Items from an interface collection:
—————

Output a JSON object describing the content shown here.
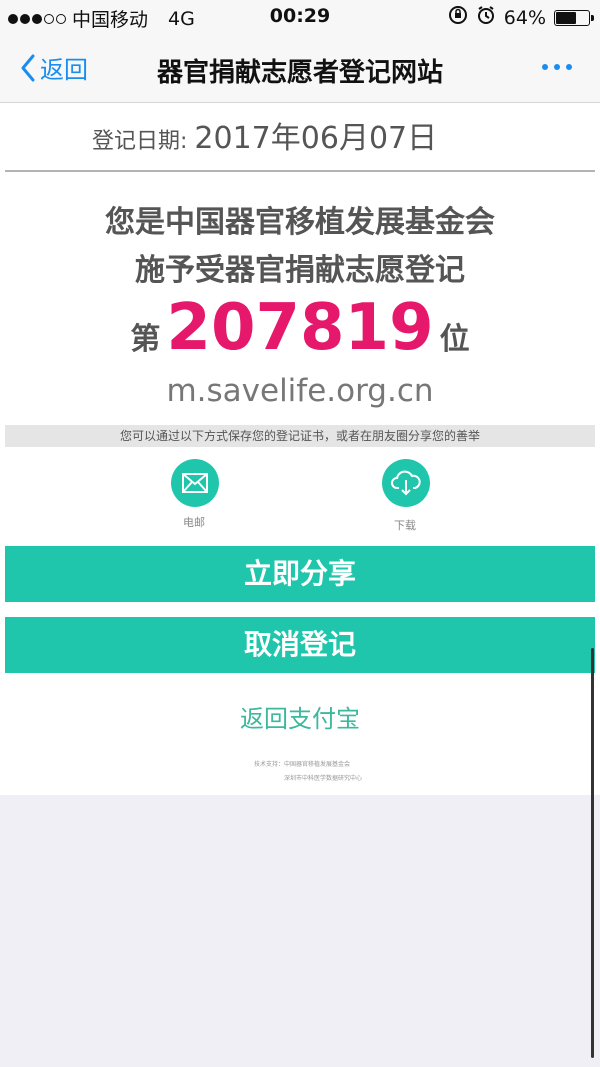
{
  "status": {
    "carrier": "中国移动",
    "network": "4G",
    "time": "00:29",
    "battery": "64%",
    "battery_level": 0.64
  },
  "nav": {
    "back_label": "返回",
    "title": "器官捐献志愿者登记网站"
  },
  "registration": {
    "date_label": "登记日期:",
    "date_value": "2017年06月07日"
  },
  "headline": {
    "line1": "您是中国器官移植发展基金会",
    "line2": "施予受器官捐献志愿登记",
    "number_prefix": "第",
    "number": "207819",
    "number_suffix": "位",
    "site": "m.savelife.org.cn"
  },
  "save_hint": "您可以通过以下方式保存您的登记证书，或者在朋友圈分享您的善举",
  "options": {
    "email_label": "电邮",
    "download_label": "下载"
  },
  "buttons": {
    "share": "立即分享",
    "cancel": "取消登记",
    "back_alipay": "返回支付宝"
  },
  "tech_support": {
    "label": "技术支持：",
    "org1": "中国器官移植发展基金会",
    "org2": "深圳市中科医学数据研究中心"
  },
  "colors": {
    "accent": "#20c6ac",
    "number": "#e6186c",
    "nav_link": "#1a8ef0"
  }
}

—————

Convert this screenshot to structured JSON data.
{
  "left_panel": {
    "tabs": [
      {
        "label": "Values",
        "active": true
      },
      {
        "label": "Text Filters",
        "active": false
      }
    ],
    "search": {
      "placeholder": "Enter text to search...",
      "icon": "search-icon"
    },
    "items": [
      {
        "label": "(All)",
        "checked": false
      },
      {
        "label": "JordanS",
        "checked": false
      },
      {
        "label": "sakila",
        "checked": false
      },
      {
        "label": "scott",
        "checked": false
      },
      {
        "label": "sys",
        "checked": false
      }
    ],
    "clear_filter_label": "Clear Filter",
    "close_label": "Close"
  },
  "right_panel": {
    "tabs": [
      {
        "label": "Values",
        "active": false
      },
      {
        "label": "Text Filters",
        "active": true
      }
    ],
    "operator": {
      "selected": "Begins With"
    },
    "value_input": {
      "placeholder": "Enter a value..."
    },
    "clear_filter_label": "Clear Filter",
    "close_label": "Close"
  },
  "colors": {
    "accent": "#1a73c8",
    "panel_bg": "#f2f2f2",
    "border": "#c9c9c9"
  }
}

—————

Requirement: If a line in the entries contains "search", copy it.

Result:
    "search": {
      "placeholder": "Enter text to search...",
      "icon": "search-icon"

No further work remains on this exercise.